Research has shown that black patients with asthma have worse control of their symptoms and higher rates of hospitalization and death than white patients, according to background information in the article.
Reasons may include inadequate access to health care, lower socioeconomic status, genetic or behavioral factors, suboptimal use of asthma control medications, environmental exposures and poor communication or racial bias among health care providers. Previous studies have adjusted for the effects of socioeconomic status and found that racial disparities in asthma outcomes persisted.
Sara E. Erickson, M.D., of the University of California, San Francisco, and colleagues studied 678 patients in one large health plan who were hospitalized for asthma between 2000 and 2004. The patients were interviewed after they were discharged to gather information about their disease and how it affected their lives, their health status and their socioeconomic status. U.S. Census data also was used to gather socioeconomic data from within one block of their home. The patients were followed up for a median (midpoint) of 1.9 years to see if they visited the emergency department or were readmitted to the hospital.
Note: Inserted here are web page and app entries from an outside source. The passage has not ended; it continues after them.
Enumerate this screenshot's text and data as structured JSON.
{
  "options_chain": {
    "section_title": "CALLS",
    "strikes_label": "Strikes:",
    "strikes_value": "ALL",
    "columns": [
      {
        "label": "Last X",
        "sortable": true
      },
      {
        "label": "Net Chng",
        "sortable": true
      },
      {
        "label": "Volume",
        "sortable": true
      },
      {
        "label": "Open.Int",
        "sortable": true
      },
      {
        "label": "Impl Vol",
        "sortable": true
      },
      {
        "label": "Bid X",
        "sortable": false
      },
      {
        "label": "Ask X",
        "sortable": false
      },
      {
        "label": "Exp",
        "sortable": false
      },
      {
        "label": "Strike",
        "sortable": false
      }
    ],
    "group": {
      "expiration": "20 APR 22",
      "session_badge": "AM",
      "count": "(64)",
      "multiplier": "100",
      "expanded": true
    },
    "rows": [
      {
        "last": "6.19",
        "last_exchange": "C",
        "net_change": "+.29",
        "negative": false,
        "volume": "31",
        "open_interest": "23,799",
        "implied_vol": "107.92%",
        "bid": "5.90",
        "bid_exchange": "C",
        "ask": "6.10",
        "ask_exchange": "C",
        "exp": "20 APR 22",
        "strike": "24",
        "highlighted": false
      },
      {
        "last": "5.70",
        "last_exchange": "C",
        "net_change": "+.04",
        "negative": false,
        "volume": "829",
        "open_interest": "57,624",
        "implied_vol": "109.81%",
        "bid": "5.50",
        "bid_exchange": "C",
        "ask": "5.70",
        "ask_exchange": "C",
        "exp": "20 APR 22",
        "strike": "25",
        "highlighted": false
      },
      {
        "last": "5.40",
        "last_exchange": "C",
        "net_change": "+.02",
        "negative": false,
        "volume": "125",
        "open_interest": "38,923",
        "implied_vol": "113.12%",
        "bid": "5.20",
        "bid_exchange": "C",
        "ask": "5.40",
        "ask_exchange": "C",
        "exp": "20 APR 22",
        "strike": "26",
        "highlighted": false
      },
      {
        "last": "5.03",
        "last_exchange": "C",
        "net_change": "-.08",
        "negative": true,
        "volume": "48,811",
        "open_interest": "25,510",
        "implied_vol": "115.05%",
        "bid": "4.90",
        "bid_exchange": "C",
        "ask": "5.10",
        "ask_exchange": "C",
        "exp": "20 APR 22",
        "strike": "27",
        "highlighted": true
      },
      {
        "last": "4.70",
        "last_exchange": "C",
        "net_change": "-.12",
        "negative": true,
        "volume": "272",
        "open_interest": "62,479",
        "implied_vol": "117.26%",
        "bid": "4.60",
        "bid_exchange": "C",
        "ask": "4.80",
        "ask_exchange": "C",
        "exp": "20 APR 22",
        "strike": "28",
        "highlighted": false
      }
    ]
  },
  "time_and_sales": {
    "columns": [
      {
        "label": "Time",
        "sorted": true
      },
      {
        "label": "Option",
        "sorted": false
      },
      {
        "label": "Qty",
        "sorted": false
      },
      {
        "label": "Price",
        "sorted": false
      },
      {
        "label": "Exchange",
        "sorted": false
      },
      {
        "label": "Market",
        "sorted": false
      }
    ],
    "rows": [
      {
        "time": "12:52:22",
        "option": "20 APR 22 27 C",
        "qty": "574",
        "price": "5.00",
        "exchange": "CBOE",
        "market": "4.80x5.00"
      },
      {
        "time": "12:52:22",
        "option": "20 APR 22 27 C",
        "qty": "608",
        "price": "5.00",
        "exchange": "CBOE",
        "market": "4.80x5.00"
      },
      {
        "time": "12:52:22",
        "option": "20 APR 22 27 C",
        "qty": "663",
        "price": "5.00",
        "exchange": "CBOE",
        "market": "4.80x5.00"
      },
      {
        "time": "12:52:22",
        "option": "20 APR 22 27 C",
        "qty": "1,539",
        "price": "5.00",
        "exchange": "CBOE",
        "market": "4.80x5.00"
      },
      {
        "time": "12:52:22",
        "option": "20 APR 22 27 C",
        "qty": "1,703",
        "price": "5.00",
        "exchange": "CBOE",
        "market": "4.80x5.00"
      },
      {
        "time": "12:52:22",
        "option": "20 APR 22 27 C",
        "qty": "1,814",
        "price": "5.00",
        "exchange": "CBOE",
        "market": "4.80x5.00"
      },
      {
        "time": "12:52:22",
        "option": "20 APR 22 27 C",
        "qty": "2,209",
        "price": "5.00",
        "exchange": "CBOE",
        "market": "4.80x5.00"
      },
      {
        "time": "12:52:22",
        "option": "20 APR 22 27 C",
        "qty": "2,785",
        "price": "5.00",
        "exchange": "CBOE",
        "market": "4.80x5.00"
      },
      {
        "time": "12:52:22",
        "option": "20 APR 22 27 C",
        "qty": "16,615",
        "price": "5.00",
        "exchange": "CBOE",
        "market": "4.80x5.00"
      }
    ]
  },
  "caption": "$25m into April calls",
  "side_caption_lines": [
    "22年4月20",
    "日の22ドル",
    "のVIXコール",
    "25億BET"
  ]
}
Of the patients included in the study, 524 were white and 154 were black. Although there was no difference between black and white patients in asthma severity, physical health status or controller medication use, blacks were significantly more likely than whites to have had outpatient visits related to their asthma during the study follow-up. Also during this time period, 35.7 percent of black patients compared with 21 percent of white patients visited the emergency department for asthma symptoms and 26.6 percent of blacks vs. 15.3 percent of whites were hospitalized for asthma. These associations remained when the researchers controlled for socioeconomic status and differences in asthma therapy.
“The reasons underlying the racial disparities observed in this study are not clear, although they are likely to be complex,” the authors write. Because knowledge of racial disparities is widespread, clinicians may be more likely to encourage black patients to seek emergency care for their asthma and emergency room physicians maybe more likely to admit blacks, they note. Alternatively, there may be differences in behavior or cultural beliefs about asthma, or in therapies not measured in this study.
“Even in a health care setting that provides uniform access to care, black race was associated with worse asthma outcomes, including a greater risk of emergency department visits and hospitalizations,” the authors conclude. “These findings suggest that genetic differences may underlie these racial disparities.”
(Arch Intern Med. 2007;167(17):1846-1852. Available pre-embargo to the media at http://www.jamamedia.org.)
Editor’s Note: This study was supported by a grant from the National Heart, Lung and Blood Institute, National Institutes of Health. Please see the article for additional information, including other authors, author contributions and affiliations, financial disclosures, funding and support, etc.